*** Opening MATERIAL FOR THIS TASK ***

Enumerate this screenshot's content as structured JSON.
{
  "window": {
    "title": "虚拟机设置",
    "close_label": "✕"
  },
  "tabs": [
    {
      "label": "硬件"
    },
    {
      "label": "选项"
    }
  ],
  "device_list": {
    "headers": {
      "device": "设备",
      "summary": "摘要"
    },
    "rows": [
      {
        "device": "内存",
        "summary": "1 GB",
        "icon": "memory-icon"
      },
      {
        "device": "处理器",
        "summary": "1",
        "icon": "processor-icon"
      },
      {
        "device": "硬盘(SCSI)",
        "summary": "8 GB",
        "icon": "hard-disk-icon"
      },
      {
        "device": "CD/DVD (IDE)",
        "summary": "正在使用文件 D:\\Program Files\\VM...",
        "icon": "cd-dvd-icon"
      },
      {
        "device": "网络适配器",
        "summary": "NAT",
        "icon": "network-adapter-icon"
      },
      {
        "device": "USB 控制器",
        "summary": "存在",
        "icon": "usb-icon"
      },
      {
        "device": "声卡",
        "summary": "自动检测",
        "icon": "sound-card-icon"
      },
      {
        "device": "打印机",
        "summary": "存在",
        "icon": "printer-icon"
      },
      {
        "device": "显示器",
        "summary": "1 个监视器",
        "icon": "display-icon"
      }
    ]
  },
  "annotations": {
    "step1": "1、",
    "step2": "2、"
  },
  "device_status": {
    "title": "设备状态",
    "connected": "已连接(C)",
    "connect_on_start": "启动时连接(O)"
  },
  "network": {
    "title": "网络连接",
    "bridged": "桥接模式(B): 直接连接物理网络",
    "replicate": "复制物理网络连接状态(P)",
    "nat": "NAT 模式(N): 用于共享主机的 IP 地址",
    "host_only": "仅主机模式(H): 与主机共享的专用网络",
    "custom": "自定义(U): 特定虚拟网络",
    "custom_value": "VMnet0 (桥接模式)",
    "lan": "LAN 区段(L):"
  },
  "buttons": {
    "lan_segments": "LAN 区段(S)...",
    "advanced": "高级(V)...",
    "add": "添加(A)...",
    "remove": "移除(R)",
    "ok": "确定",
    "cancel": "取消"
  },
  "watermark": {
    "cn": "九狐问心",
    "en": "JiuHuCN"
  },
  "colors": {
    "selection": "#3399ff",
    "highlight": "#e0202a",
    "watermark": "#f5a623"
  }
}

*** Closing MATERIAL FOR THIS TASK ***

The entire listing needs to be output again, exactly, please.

Enumerate this screenshot's content as structured JSON.
{
  "window": {
    "title": "虚拟机设置",
    "close_label": "✕"
  },
  "tabs": [
    {
      "label": "硬件"
    },
    {
      "label": "选项"
    }
  ],
  "device_list": {
    "headers": {
      "device": "设备",
      "summary": "摘要"
    },
    "rows": [
      {
        "device": "内存",
        "summary": "1 GB",
        "icon": "memory-icon"
      },
      {
        "device": "处理器",
        "summary": "1",
        "icon": "processor-icon"
      },
      {
        "device": "硬盘(SCSI)",
        "summary": "8 GB",
        "icon": "hard-disk-icon"
      },
      {
        "device": "CD/DVD (IDE)",
        "summary": "正在使用文件 D:\\Program Files\\VM...",
        "icon": "cd-dvd-icon"
      },
      {
        "device": "网络适配器",
        "summary": "NAT",
        "icon": "network-adapter-icon"
      },
      {
        "device": "USB 控制器",
        "summary": "存在",
        "icon": "usb-icon"
      },
      {
        "device": "声卡",
        "summary": "自动检测",
        "icon": "sound-card-icon"
      },
      {
        "device": "打印机",
        "summary": "存在",
        "icon": "printer-icon"
      },
      {
        "device": "显示器",
        "summary": "1 个监视器",
        "icon": "display-icon"
      }
    ]
  },
  "annotations": {
    "step1": "1、",
    "step2": "2、"
  },
  "device_status": {
    "title": "设备状态",
    "connected": "已连接(C)",
    "connect_on_start": "启动时连接(O)"
  },
  "network": {
    "title": "网络连接",
    "bridged": "桥接模式(B): 直接连接物理网络",
    "replicate": "复制物理网络连接状态(P)",
    "nat": "NAT 模式(N): 用于共享主机的 IP 地址",
    "host_only": "仅主机模式(H): 与主机共享的专用网络",
    "custom": "自定义(U): 特定虚拟网络",
    "custom_value": "VMnet0 (桥接模式)",
    "lan": "LAN 区段(L):"
  },
  "buttons": {
    "lan_segments": "LAN 区段(S)...",
    "advanced": "高级(V)...",
    "add": "添加(A)...",
    "remove": "移除(R)",
    "ok": "确定",
    "cancel": "取消"
  },
  "watermark": {
    "cn": "九狐问心",
    "en": "JiuHuCN"
  },
  "colors": {
    "selection": "#3399ff",
    "highlight": "#e0202a",
    "watermark": "#f5a623"
  }
}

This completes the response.